* Article titles in AMA citation format should be in sentence-case

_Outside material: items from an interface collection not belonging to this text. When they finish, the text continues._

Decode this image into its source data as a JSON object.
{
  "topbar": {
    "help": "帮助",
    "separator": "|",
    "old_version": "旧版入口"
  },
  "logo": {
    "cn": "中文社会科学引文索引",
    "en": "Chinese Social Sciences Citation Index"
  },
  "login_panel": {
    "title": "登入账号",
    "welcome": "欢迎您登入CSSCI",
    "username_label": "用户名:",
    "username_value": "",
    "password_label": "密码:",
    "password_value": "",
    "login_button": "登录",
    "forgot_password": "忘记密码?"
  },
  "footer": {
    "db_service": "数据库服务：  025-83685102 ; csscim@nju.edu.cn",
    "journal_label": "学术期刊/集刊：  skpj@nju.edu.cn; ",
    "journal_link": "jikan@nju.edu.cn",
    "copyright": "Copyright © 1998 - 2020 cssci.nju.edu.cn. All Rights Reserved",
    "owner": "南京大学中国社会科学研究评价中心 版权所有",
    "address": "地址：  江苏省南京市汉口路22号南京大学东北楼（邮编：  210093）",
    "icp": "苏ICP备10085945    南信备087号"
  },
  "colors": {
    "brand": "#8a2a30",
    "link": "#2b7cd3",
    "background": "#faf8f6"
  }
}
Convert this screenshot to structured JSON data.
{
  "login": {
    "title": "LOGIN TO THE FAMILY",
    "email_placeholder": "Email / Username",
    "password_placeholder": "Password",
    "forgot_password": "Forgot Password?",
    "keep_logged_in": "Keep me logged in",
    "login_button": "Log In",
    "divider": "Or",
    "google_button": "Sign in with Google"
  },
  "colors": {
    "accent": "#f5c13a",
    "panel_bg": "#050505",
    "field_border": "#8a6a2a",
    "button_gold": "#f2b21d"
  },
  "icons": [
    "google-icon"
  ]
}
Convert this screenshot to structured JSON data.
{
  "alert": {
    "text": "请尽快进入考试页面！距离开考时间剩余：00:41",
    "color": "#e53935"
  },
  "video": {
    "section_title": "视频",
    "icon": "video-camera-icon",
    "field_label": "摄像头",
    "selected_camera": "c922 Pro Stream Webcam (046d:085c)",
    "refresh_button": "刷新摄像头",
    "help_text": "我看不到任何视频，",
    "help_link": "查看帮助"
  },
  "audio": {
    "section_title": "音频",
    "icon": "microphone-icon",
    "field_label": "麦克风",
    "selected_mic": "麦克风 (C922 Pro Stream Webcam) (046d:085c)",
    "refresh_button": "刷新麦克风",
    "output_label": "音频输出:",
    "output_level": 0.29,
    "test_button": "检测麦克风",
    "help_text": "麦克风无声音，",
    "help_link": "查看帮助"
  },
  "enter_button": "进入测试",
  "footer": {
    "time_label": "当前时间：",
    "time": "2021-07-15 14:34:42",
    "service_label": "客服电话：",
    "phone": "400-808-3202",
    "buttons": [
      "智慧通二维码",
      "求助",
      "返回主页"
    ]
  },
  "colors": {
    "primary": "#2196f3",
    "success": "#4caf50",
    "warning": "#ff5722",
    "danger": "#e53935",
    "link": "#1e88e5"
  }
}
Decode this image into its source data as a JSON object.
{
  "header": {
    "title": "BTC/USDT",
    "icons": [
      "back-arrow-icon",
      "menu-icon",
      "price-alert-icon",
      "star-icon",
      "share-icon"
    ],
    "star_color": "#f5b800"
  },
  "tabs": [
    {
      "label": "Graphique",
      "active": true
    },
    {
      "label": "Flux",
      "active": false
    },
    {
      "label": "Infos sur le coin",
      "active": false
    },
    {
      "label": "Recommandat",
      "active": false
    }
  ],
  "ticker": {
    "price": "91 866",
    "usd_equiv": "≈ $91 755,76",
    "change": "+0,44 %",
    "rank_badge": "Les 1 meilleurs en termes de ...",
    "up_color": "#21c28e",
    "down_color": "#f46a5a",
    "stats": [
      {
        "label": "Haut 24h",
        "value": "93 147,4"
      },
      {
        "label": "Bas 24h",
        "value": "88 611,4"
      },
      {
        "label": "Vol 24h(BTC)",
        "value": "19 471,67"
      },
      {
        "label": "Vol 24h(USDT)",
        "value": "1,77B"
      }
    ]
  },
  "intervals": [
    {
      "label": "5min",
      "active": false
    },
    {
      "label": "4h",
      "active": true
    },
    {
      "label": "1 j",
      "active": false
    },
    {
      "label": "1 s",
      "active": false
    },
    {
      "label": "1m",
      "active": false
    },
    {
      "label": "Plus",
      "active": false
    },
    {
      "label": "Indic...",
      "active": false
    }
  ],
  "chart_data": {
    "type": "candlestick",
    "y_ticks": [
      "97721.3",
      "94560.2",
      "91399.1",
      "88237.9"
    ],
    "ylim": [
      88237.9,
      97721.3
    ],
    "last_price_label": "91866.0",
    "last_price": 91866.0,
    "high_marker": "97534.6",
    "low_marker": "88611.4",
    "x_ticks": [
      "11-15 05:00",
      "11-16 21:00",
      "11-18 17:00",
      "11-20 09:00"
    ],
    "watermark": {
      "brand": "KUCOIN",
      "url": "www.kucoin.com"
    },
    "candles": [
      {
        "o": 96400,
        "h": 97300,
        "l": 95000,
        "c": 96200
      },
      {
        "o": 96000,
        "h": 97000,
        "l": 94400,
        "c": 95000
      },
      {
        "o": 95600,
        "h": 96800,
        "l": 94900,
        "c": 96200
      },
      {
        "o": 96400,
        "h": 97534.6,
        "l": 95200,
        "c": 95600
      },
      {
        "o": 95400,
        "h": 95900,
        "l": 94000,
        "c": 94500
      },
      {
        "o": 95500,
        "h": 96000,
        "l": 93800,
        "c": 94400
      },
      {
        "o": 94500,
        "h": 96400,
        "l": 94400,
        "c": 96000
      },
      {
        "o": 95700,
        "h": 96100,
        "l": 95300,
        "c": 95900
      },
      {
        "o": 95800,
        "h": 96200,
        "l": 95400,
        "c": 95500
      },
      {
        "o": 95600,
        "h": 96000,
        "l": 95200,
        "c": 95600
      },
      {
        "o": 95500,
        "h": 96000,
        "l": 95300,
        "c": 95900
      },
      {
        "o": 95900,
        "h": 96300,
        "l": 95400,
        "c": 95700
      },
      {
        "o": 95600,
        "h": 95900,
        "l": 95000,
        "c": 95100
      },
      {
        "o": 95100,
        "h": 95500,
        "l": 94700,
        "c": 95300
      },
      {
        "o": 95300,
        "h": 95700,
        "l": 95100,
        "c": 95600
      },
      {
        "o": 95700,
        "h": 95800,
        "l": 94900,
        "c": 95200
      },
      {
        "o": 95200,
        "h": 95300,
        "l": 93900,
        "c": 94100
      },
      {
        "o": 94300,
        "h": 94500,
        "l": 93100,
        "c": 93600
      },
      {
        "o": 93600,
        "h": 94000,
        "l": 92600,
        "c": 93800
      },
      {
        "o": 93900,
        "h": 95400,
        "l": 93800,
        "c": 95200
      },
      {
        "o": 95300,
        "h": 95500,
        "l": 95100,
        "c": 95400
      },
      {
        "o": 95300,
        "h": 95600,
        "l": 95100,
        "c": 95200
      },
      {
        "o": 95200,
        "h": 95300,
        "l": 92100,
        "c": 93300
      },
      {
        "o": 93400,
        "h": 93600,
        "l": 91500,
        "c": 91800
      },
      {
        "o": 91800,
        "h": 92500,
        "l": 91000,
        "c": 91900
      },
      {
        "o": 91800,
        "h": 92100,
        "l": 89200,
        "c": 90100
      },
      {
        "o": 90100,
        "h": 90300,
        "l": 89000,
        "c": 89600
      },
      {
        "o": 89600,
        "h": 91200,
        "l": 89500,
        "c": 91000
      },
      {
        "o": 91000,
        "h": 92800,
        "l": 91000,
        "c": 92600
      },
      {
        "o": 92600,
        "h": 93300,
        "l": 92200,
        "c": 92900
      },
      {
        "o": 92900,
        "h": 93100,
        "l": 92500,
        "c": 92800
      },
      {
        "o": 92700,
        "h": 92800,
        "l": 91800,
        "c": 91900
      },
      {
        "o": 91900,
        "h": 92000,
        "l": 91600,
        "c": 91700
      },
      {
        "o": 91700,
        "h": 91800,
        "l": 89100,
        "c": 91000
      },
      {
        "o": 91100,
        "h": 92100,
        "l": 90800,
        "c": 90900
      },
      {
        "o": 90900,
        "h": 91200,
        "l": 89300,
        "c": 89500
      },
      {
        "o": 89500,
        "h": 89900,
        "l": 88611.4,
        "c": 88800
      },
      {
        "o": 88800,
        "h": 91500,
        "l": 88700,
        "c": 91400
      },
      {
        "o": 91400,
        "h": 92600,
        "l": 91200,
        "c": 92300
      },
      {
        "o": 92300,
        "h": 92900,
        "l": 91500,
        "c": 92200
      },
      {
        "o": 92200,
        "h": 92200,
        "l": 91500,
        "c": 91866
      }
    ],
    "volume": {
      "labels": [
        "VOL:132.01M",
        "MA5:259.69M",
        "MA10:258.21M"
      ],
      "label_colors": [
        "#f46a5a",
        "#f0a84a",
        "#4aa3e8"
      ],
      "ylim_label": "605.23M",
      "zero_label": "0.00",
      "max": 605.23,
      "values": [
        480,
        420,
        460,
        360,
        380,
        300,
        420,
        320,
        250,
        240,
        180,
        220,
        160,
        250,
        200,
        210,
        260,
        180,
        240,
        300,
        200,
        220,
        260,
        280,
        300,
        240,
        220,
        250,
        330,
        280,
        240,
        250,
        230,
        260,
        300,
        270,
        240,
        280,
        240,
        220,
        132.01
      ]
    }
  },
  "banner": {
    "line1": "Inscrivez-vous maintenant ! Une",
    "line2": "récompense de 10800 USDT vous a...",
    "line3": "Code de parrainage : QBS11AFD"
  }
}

TY - JOUR T1 - Long-term safety and efficacy of deutetrabenazine for the treatment of tardive dyskinesia. AU - Fernandez,Hubert H, AU - Stamler,David, AU - Davis,Mat D, AU - Factor,Stewart A, AU - Hauser,Robert A, AU - Jimenez-Shahed,Joohi, AU - Ondo,William G, AU - Jarskog,L Fredrik, AU - Woods,Scott W, AU - Bega,Danny, AU - LeDoux,Mark S, AU - Shprecher,David R, AU - Anderson,Karen E, Y1 - 2019/07/10/ PY - 2018/10/30/received PY - 2019/05/21/revised PY - 2019/06/18/accepted PY - 2019/7/13/pubmed PY - 2019/7/13/medline PY - 2019/7/13/entrez KW - deutetrabenazine KW - movement disorders KW - tardive dyskinesia KW - vmat2 inhibitor SP - 1317 EP - 1323 JF - Journal of neurology, neurosurgery, and psychiatry JO - J. Neurol. Neurosurg. Psychiatry VL - 90 IS - 12 N2 - OBJECTIVE: To evaluate the long-term safety and efficacy of deutetrabenazine in patients with tardive dyskinesia (TD). METHOD: Patients with TD who completed the 12 week, phase 3, placebo-controlled trials were eligible to enter this open-label, single-arm study. The open-label study consisted of a 6 week dose-escalation phase and a long-term maintenance phase (clinic visits at Weeks 4, 6 and 15, and every 13 weeks until Week 106). Patients began deutetrabenazine at 12 mg/day, titrating up to a dose that was tolerable and provided adequate dyskinesia control, based on investigator judgement, with a maximum allowed dose of 48 mg/day (36 mg/day for patients taking strong cytochrome P450 2D6 (CYP2D6) inhibitors). Safety measures included incidence of adverse events (AEs) and scales used to monitor parkinsonism, akathisia/restlessness, anxiety, depression, suicidality and somnolence/sedation. Efficacy endpoints included the change in Abnormal Involuntary Movement Scale (AIMS) score (items 1 to 7) from baseline and the proportion of patients rated as 'Much Improved' or 'Very Much Improved' on the Clinical Global Impression of Change. RESULTS: A total of 343 patients enrolled in the extension study, and there were 331 patient-years of exposure in this analysis. The exposure-adjusted incidence rates of AEs with long-term treatment were comparable to or lower than those observed in the phase 3 trials. The mean (SE) change in AIMS score was -4.9 (0.4) at Week 54 (n = 146), - 6.3 (0.7) at Week 80 (n = 66) and -5.1 (2.0) at Week 106 (n = 8). CONCLUSIONS: Overall, long-term treatment with deutetrabenazine was efficacious, safe, and well tolerated in patients with TD. TRIAL REGISTRATION NUMBER: NCT02198794. SN - 1468-330X UR - https://www.unboundmedicine.com/medline/citation/31296586/Long-term_safety_and_efficacy_of_deutetrabenazine_for_the_treatment_of_tardive_dyskinesia L2 - http://jnnp.bmj.com/cgi/pmidlookup?view=long&pmid=31296586 DB - PRIME DP - Unbound Medicine ER -